What is User experience (UX) design?

User experience encompasses all the processes that involve an end user’s interaction with a brand. Whilst the most common focus of UX is digital it can also include offline interactions and any interfaces that negotiate an end-to-end user experience.

According to a study from the Oxford Journal Interacting with Computers:

The goal of UX design in business is to “improve customer satisfaction and loyalty through the utility, ease of use, and pleasure provided in the interaction with a product.”

What is a UX Designer?

A UX Designer is responsible for planning, creating, and maintaining an interface that provides the best experience possible for both the company and the user. A UX Designer needs to consider ease of use and enjoyment when using a system as these are the key components of a strong user interface that will help ensure a smooth customer journey, in turn improving customer satisfaction and loyalty.

What skills does a UX Designer need?

  • Knowledge of wireframes and prototyping
  • Knowledge of using Figma, Sketch, InVision and Adobe
  • User research and user centred design
  • HTML and CSS
  • Information architecture
  • Usability testing
  • Communication skills
  • Marketing skills
  • Attention to detail
  • Problem-solving
  • Critical thinking
  • Business Acumen

What is User interface (UI) design?

User interface design is the process of designing the look, feel, and interactivity of a digital product. User interfaces are the access points where users interact with designs, this includes:

Graphical user interfaces (GUIs)

Users interact with visual representations on digital control panels, this includes computers desktops, laptops, tablets, and mobiles.

Voice-controlled interfaces (VUIs)

This includes devices where users interact through their voices, including most smart assistants such as Alexa on Amazon devices or Siri on iPhones.

Gesture-based interfaces

Users engage with 3D design spaces through bodily motions such as virtual reality (VR) games.

What is a UI Designer?

The main responsibility of a UI Designer is to design an attractive and simple user interface for users of websites, applications, or even games.

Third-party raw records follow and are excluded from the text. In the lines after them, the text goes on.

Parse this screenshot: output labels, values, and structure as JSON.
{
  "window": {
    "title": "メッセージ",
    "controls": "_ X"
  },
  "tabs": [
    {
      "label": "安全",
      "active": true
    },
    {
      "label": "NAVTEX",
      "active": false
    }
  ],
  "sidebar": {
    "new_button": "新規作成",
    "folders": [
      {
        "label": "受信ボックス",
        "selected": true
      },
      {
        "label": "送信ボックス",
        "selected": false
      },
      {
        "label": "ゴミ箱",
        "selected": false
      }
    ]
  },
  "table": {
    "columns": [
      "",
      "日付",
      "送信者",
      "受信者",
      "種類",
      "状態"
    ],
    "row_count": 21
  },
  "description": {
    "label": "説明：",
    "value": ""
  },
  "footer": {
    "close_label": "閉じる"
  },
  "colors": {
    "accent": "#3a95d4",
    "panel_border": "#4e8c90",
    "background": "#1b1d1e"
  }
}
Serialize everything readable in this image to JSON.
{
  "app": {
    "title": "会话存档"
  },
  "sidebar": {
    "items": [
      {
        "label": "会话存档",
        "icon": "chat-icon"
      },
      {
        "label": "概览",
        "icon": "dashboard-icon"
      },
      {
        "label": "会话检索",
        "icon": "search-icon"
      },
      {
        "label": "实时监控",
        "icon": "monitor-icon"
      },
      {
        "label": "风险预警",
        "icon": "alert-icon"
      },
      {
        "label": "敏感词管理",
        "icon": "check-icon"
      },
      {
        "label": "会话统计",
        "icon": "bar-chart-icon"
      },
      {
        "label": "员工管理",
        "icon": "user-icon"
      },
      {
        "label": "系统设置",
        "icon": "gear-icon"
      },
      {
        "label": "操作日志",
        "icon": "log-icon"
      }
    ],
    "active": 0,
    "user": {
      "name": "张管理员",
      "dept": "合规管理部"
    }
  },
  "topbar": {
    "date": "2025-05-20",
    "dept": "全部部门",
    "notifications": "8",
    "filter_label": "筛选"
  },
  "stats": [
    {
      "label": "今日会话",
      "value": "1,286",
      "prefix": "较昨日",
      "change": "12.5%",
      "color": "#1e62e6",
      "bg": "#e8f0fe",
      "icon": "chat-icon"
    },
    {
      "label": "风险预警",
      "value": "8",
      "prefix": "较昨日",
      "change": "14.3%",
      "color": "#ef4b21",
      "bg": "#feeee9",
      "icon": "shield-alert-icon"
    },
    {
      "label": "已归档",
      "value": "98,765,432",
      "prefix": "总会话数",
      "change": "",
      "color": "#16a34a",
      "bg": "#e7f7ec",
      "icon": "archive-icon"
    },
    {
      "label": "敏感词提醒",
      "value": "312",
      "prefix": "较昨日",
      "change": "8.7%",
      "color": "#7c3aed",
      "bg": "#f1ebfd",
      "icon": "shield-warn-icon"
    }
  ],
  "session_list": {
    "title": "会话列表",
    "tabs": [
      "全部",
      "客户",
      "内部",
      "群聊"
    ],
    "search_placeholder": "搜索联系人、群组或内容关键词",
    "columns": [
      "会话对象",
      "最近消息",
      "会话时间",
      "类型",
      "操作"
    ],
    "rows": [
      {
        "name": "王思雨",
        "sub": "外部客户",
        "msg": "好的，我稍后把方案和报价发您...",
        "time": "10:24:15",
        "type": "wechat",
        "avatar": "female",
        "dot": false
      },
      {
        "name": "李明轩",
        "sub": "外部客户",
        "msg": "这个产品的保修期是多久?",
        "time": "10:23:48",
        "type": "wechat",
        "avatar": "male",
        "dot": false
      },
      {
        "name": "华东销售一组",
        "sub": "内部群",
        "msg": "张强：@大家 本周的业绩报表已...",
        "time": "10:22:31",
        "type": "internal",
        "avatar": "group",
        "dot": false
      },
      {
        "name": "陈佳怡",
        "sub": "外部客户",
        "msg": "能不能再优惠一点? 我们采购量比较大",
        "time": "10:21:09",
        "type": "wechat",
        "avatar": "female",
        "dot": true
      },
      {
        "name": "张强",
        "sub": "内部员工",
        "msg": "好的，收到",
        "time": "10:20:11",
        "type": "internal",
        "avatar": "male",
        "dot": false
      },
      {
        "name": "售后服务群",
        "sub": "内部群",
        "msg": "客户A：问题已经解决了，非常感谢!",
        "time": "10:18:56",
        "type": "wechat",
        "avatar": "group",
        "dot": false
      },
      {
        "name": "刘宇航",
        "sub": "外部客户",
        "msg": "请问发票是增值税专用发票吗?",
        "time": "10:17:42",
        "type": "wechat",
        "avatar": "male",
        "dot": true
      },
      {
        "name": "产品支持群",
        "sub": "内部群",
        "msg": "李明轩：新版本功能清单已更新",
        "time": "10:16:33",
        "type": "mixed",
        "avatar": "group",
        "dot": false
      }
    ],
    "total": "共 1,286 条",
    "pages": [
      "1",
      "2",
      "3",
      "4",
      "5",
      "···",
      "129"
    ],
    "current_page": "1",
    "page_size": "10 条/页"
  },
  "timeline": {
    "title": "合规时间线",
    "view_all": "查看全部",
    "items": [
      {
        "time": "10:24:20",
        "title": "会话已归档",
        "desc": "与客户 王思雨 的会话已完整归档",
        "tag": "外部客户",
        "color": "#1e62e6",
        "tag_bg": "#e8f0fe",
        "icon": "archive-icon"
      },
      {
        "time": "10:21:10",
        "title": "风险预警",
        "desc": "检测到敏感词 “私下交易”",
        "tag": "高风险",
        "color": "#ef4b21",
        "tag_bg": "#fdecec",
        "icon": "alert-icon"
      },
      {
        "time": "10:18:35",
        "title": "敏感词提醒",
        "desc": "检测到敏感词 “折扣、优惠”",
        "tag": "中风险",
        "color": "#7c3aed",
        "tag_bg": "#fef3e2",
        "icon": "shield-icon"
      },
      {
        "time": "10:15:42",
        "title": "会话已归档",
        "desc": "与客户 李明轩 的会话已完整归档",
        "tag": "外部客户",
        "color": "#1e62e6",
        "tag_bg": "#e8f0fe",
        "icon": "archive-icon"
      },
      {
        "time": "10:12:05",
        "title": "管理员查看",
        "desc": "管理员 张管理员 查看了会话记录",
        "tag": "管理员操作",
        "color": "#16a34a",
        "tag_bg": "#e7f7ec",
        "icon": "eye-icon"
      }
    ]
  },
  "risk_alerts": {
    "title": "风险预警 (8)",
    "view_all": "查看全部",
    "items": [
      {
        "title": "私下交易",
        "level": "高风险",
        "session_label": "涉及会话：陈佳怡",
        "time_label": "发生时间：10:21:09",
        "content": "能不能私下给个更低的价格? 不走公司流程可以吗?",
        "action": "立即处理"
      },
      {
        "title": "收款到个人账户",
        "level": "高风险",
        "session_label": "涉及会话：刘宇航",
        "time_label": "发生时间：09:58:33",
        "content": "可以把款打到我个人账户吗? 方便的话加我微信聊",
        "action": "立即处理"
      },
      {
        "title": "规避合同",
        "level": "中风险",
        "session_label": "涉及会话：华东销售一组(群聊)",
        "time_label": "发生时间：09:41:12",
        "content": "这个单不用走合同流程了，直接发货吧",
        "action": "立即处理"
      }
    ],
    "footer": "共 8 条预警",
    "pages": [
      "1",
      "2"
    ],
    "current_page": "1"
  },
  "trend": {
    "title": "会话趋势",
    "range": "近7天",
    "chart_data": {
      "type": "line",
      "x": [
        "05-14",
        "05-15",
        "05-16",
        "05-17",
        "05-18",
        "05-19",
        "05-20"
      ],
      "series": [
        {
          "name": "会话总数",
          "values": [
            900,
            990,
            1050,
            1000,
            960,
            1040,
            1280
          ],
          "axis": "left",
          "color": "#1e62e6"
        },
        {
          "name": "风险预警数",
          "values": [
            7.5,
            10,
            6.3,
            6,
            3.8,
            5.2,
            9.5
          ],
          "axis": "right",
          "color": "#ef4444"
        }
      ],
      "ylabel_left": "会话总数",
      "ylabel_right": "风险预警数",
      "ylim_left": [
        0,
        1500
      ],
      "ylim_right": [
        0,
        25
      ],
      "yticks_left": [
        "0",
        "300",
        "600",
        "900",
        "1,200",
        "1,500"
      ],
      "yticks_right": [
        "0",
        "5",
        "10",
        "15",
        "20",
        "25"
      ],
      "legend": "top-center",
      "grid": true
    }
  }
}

They manage the various touchpoints that individuals use to get from A to B. This includes everything viewed inside an app, such as game inventory screens or menu bar options, their main focus is how a user engages with the application.

What skills does a UI Designer need?

  • Visual branding skills
  • Understanding of UX
  • Knowledge of wireframing and prototyping
  • Knowledge of using Figma, Sketch, InVision and Adobe
  • Responsive design and product vision
  • HTML and CSS
  • Interaction design and user flows
  • Animation and interactivity
  • Creativity
  • Communication skills
  • Attention to detail
  • Creative thinking
  • Adaptability

Main differences between UI and UX Designer need?



Focuses on functionality

Focuses on aesthetics

Looks at how users experience a product

Looks at how the aesthetic design can ease users interaction

Solves user problems to help them reach goals

e.g. product purchase

Solves interface navigation to remove pain points

Guided by user research

Guided by design best practice

Competitor analysis

Customer analysis

Content development

Branding and graphic development


Is a UX or UI Designer more in demand?

Currently, there is 38% more demand for UX Designers this is because smaller companies and startups cannot afford to hire both roles. UX Designers have a broader range of capabilities since the UX encompasses every aspect of using a system or service. This includes understanding usability with knowledge from a variety of disciplines, including marketing, product management, business analysis, visual communication, copywriting, information architecture, psychology, and conversion-rate optimisation.

Which is better UX designer or a UI designer?

This depends on the individual and where your skills strengths or interests lie. If you have more of an interest in problem-solving, user research, and product architecture then UX Design could be the career for you. If you are a more visual person who likes to design the finer details and ensure that digital products are both appealing and user-friendly, then UI could be a better career option.

Find UX jobs here

Find UI jobs here